Joe Schmidt's Ireland no longer looks like a Joe Schmidt team.
Successful Schmidt sides - all of them up until 2019 - needed Johnny Sexton to guide them from the start, middle and glorious ending.
It’s an undisguisable fact central to the ongoing malaise.
“After Scotland we felt we were in a brilliant place, after Japan we were pretty low. Today, we did a job,” said Sexton before singing off the party hymn sheet once again.
Samoa next. One game at a time. He rarely avoids a pointed question: can Ireland reach the performance level needed to beat South Africa or New Zealand? Neither captain nor coach could answer with any clarity.
“Look,” said captain. “It’s very hard to say after a game like that.”
“I concur,” said coach.
The problem remains the same.
News of Joey Carbery’s “ankle irritation” was delivered via Japanese volunteers handing out team sheets. After a quick scramble to pigeon the information into wider consciousness everyone settled in for The Johnny Sexton Show.
Tactical decision: 40 minutes is all we were getting. 60 minutes is promised against the Samoans. Not a second more for Irish rugby’s porcelain doll to ensure 80 minutes is possible come the World Cup quarter-final.
After his latest calming tutorial in outhalf play, it’s more apparent than ever that any hope of this Ireland side going where no Irish team has ever been is dependent on Sexton’s fully flexible limbs and ligaments.
The risk will always be to remove him. There has been precious reward from using Jack Carty at this tournament. It's hardly the Connacht outhalf's fault. Capped age 27. Tossed into the Lion's den - The Ecopa in Shizuoka - for his first competitive start.
And now this. Carty was not tasked with guiding Ireland past Russia, a team ranked 20th in the world. Nothing of the sort. Sexton had delivered. Sexton had directed others here, there and everywhere for 40 crisp minutes that yielded one pretty and two ugly tries.
Right out the gate, he went big. The Rob Kearney try can be found on page one of a dog eared playbook.
“I had a good feeling it was going to work,” said Sexton. “Why not use it when you can go 7-0 up?”
The Schmidt way, the Sexton way - which are one in the same - has never been complicated. It doesn’t matter if you can see it coming once it is executed correctly.
Sexton plucked the Peter O’Mahony try from his mind’s eye with a lovely toe-poke that ruined poor Kirill Golosnitskiy’s lower leg when wedged between post and Munster enforcer.
“Always the plan,” said Sexton of his half-time removal. “I’m good.”
It took Carty 21 increasingly nervy minutes before producing a moment of genuine class to deliver the vital bonus point. The chip over Russians - there seemed like no other way through them - bounced perfectly for Keith Earls to unleash Andrew Conway.
Irish sprinters finally burning grass.
Only then did the masses of green clad 20-somethings guarantee hoarse voices come breakfast.
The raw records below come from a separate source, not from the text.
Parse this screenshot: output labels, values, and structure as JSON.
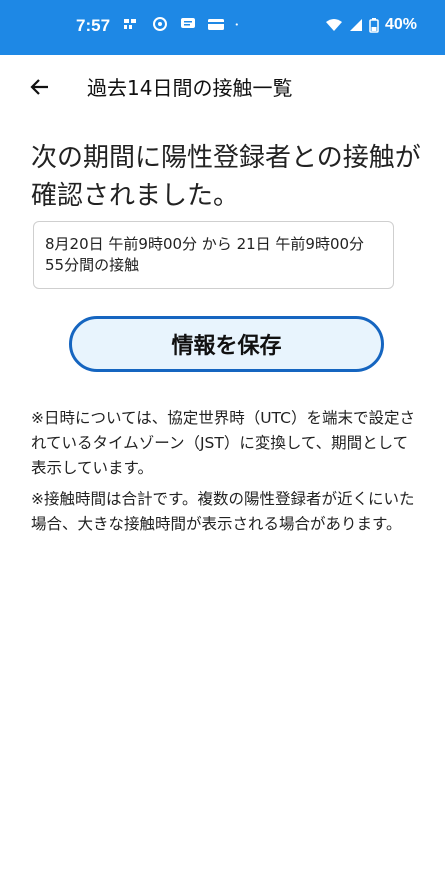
{
  "status_bar": {
    "time": "7:57",
    "battery": "40%",
    "background": "#1e88e5",
    "icons_left": [
      "notification-icon",
      "message-icon",
      "chat-icon",
      "card-icon",
      "dot-icon"
    ],
    "icons_right": [
      "wifi-icon",
      "signal-icon",
      "battery-icon"
    ]
  },
  "header": {
    "title": "過去14日間の接触一覧"
  },
  "main": {
    "headline": "次の期間に陽性登録者との接触が確認されました。",
    "contact_period": "8月20日 午前9時00分 から 21日 午前9時00分",
    "contact_duration": "55分間の接触",
    "save_button_label": "情報を保存",
    "note_time": "※日時については、協定世界時（UTC）を端末で設定されているタイムゾーン（JST）に変換して、期間として表示しています。",
    "note_duration": "※接触時間は合計です。複数の陽性登録者が近くにいた場合、大きな接触時間が表示される場合があります。"
  },
  "colors": {
    "accent": "#1565c0",
    "button_fill": "#e8f4fd"
  }
}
They JR-Railed towards The Misaki decked in party gear - every Irish cliché imaginable on view - with most of them not bothering to check the weather forecast. But they weren’t dampened by rain. The atrocious absence of penetrative rugby, once Sexton departed, muted them.
Not even Freddie Mercury’s loudspeaker yell could lift the collective spirit.
Ireland needed the frontrow reserves to muscle up a deeply frustrated showing by the Irish pack (Rhys Ruddock being fully exempt of criticism).
Carty has earned respect. On 75 minutes he showed real courage to clip a 22-metre drop goal into Bundee Aki's arms. This triggered the Garry Ringrose try.
Skills and party tricks aplenty, he has proved himself an ideal back up 10. Nothing more. Now he is building up all this experience, there are some fine years ahead on the international stage. Just not now.
Sexton utterly dominated the first half. Not so much his fearless distribution inside the danger zone or making full frontal tackles.
Not the masterful cross field kicks in quick succession to give Earls and Conway a scent of the try line. More so his chatter out the side of his mouth at breaks in play to accept an Aki request or wink at the intended receiver, and especially his organisation when the pack were still punching yards into the Russian defence.
"You can see him influencing what happens next," said Russia's Welsh coach Lyn Jones. "All credit to him. I can't believe he's 34. It feels like yesterday he was just starting his career."
Only a handful of outhalves on the planet can control and run a game as play is happening. Carbery looks like he is one already. Not that we have enough evidence to say this with certainty.